Segment Start: RECORDS PROVIDED

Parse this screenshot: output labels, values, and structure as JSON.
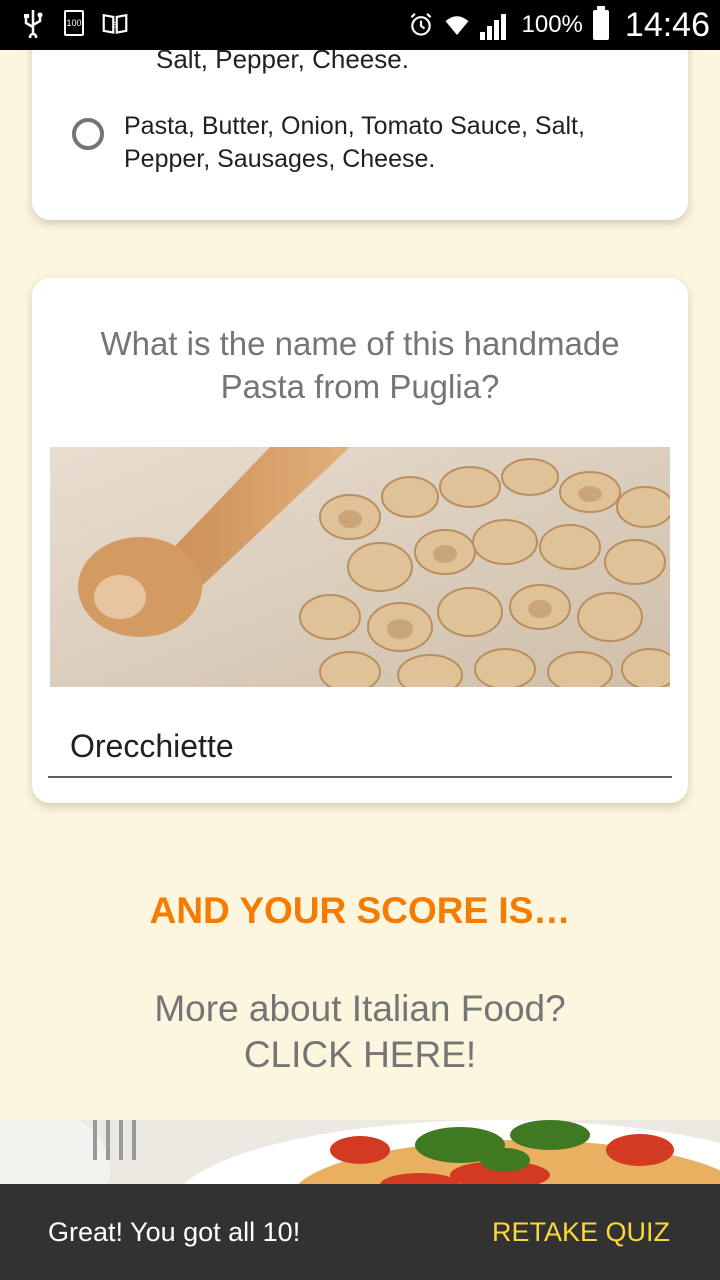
{
  "status_bar": {
    "battery_label": "100",
    "battery_percent": "100%",
    "time": "14:46",
    "left_icons": [
      "usb-icon",
      "battery-100-icon",
      "amazon-books-icon"
    ],
    "right_icons": [
      "alarm-icon",
      "wifi-icon",
      "signal-icon",
      "battery-icon"
    ]
  },
  "previous_question": {
    "cut_off_option": "Salt, Pepper, Cheese.",
    "option": "Pasta, Butter, Onion, Tomato Sauce, Salt, Pepper, Sausages, Cheese."
  },
  "question_card": {
    "question": "What is the name of this handmade Pasta from Puglia?",
    "image": "orecchiette-pasta-photo",
    "answer": "Orecchiette"
  },
  "score_heading": "AND YOUR SCORE IS…",
  "more_link": {
    "line1": "More about Italian Food?",
    "line2": "CLICK HERE!"
  },
  "banner_image": "spaghetti-photo",
  "snackbar": {
    "message": "Great! You got all 10!",
    "action": "RETAKE QUIZ"
  },
  "colors": {
    "background": "#fdf6df",
    "accent_orange": "#f57c00",
    "snackbar_action": "#fdd835"
  }
}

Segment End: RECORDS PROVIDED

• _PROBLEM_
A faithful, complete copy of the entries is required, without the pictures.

• _YOUR RESPONSE_
Parse this screenshot: output labels, values, and structure as JSON.
{
  "status_bar": {
    "battery_label": "100",
    "battery_percent": "100%",
    "time": "14:46",
    "left_icons": [
      "usb-icon",
      "battery-100-icon",
      "amazon-books-icon"
    ],
    "right_icons": [
      "alarm-icon",
      "wifi-icon",
      "signal-icon",
      "battery-icon"
    ]
  },
  "previous_question": {
    "cut_off_option": "Salt, Pepper, Cheese.",
    "option": "Pasta, Butter, Onion, Tomato Sauce, Salt, Pepper, Sausages, Cheese."
  },
  "question_card": {
    "question": "What is the name of this handmade Pasta from Puglia?",
    "image": "orecchiette-pasta-photo",
    "answer": "Orecchiette"
  },
  "score_heading": "AND YOUR SCORE IS…",
  "more_link": {
    "line1": "More about Italian Food?",
    "line2": "CLICK HERE!"
  },
  "banner_image": "spaghetti-photo",
  "snackbar": {
    "message": "Great! You got all 10!",
    "action": "RETAKE QUIZ"
  },
  "colors": {
    "background": "#fdf6df",
    "accent_orange": "#f57c00",
    "snackbar_action": "#fdd835"
  }
}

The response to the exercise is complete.